In many schools, students have a set of laptops, or better yet iPads, in each classroom. We all know how adept kids are about using technology, and a dedicated iPad in the hands of a kid can really be a rich and active experience. They demonstrate, collaborate, record with audio or video, and learn the important life skills associated with online learning. The posts in our feeds each day detail the wonderful apps that are available and making the learning more accessible.

We are an underfunded public school and the town defeated an override request which meant layoffs and zero funding for classrooms. To put it in perspective though, Massachusetts is highest in student ranking and spending at $13,361.Being third from the bottom is probably still higher than many other schools.

I think we may very well move lower on the per student funding charts from our already abysmal third from the bottom (for schools of our demographic) to an even lower spot. One of the things eliminated (along with several teachers) is the 1/2 time tech support – 1/2 time custodian. So about those technology needs…

Good Reading: “The Disturbing Transformation of Kindergarten”

Screenshot (25)I found this article by Wendy Lecker in my feed this morning and it took a round-about way of getting there. I will credit @JonFines and Twitter with the first sharing. It was then saved to the #kinderchat Daily which is aggregated for me and shared with a wider audience. I read the piece and saved it to Scoop.it/kindergarten which is my own curation of “finds.” The latest scoops appear in the sidebar of this blog.

Enough of the source information. The important thing here is I have experienced this disturbing transformation of kindergarten first hand.

We have parent teacher conferences going on now and I am struck once again by the consequences of too much rigor on all students. To boil things down into a nutshell of my own reflection…

  • … because some children can read, construct ideas, think mathematically, write, explain, all children will be expected to work hard toward that end.

This one size fits all doesn’t work. Some children appear to be smarter while others appear to have delays. That is just not the case. That boy who had no preschool and turned five a few days before the cut off date should not be expected to read to level D if he hasn’t bloomed yet, if he hasn’t made the vital connections that signal he is ready for rigorous instruction. He will struggle, lose confidence, get remedial help to push him along, and maybe more importantly, he won’t be doing what he needs to do to reach the readiness point on his own.

Next to that boy is another who came almost 6, had preschool, is thinking like an older kid and is less distracted because he can stay with the program. He will take the rigor with more ease, appear to be almost gifted because he can read a bit already, knows all his letters and sounds, counts to 100, and is even physically taller.

It is not a level playing field. Why can’t we go back to teaching students from where they are and not grouping them all in one basket? Why can’t the first child get the chance to develop skills at his own pace and not feel less of himself because he can’t read?

 

Science In Kindergarten

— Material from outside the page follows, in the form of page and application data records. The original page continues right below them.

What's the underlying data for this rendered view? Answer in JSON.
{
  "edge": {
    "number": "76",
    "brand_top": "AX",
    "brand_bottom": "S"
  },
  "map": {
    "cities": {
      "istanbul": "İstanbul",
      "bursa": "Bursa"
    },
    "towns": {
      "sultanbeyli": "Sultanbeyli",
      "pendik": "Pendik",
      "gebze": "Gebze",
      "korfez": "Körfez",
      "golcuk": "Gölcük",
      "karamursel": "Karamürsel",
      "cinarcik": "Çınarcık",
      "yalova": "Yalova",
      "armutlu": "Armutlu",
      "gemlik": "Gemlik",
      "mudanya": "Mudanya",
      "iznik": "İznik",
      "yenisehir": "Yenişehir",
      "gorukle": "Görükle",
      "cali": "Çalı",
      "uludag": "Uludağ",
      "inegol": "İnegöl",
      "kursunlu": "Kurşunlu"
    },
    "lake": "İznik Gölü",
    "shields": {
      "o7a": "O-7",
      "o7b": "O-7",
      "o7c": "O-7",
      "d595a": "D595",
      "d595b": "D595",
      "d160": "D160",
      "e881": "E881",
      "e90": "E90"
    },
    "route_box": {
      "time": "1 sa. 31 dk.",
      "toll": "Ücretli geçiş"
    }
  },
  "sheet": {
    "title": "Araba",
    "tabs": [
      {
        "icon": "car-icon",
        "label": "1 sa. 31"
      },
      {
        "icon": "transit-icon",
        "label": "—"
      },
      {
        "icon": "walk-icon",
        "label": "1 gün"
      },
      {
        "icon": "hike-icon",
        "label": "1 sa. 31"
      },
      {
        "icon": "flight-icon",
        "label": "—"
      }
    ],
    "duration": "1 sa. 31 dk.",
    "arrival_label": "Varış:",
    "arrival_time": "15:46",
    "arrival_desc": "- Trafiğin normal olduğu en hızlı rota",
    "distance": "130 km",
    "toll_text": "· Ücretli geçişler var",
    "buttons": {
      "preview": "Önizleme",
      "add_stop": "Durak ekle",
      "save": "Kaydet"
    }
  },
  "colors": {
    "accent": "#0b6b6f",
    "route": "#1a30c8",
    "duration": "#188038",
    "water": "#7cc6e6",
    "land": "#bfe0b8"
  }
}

The Next Generation Science Standards are still in the works but I have rolled with them as is. The State of Massachusetts has yet to adopt them formally. I am excited to be teaching a science based curriculum. The other subjects integrate beautifully.

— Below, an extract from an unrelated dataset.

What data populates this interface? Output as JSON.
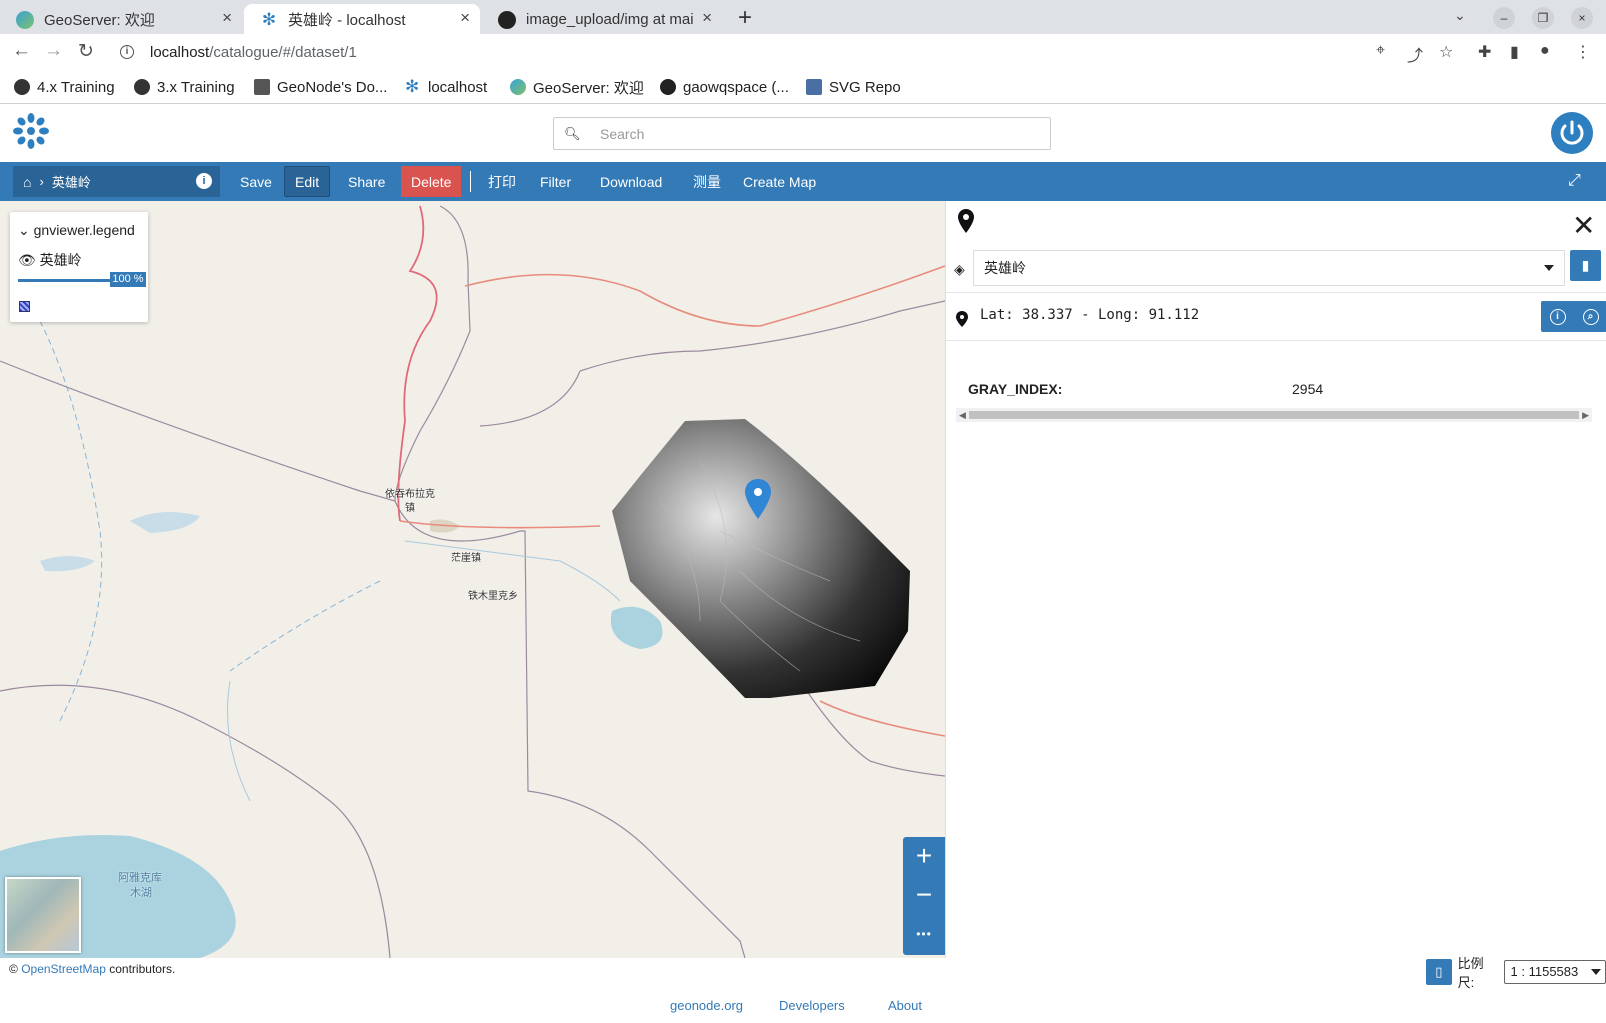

The past couple of weeks, we have looked at Simple Machines and the children have enjoyed the “play” aspects. We worked specifically with inclined planes, wedges, and levers. The play involved moving furniture, building inventions and structures and lifting heavy things. It was a delight hearing the children use the vocabulary during their Choice time.

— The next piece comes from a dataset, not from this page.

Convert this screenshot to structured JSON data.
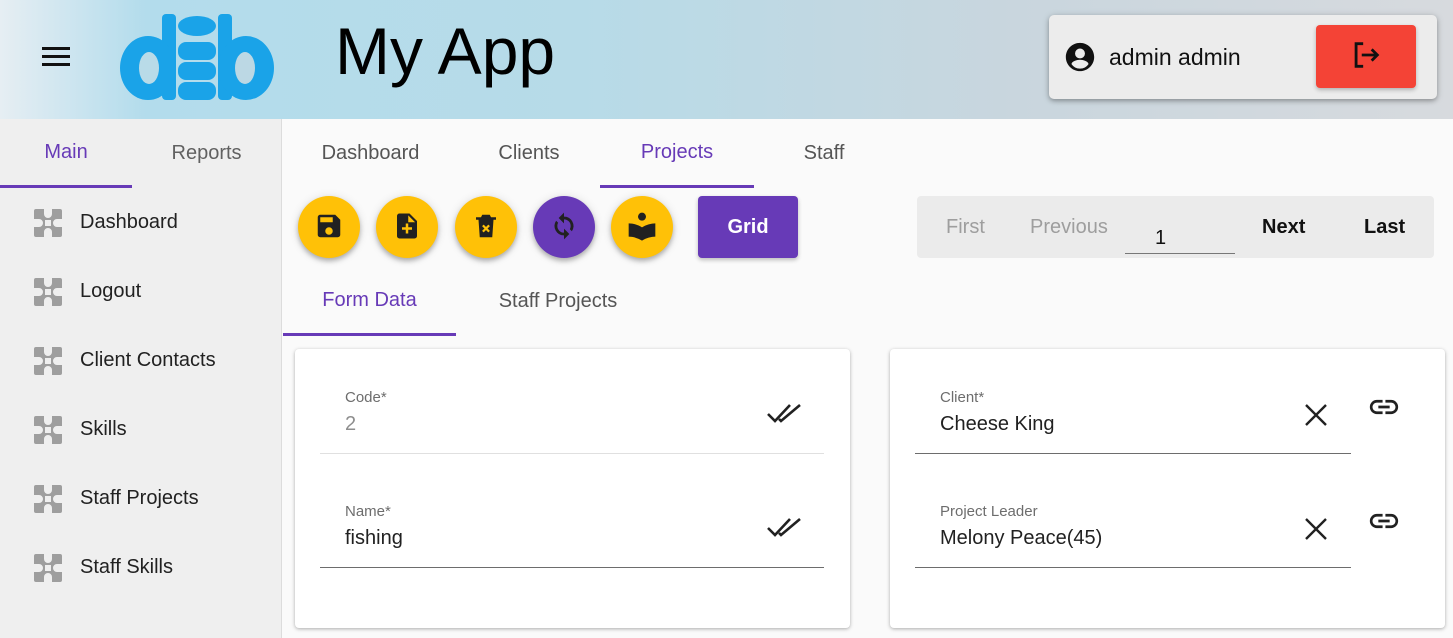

Bringing the learning to the next step engaged students in the engineering and technology piece of the NGSS. Here is a class book of the simple machine inventions that students created.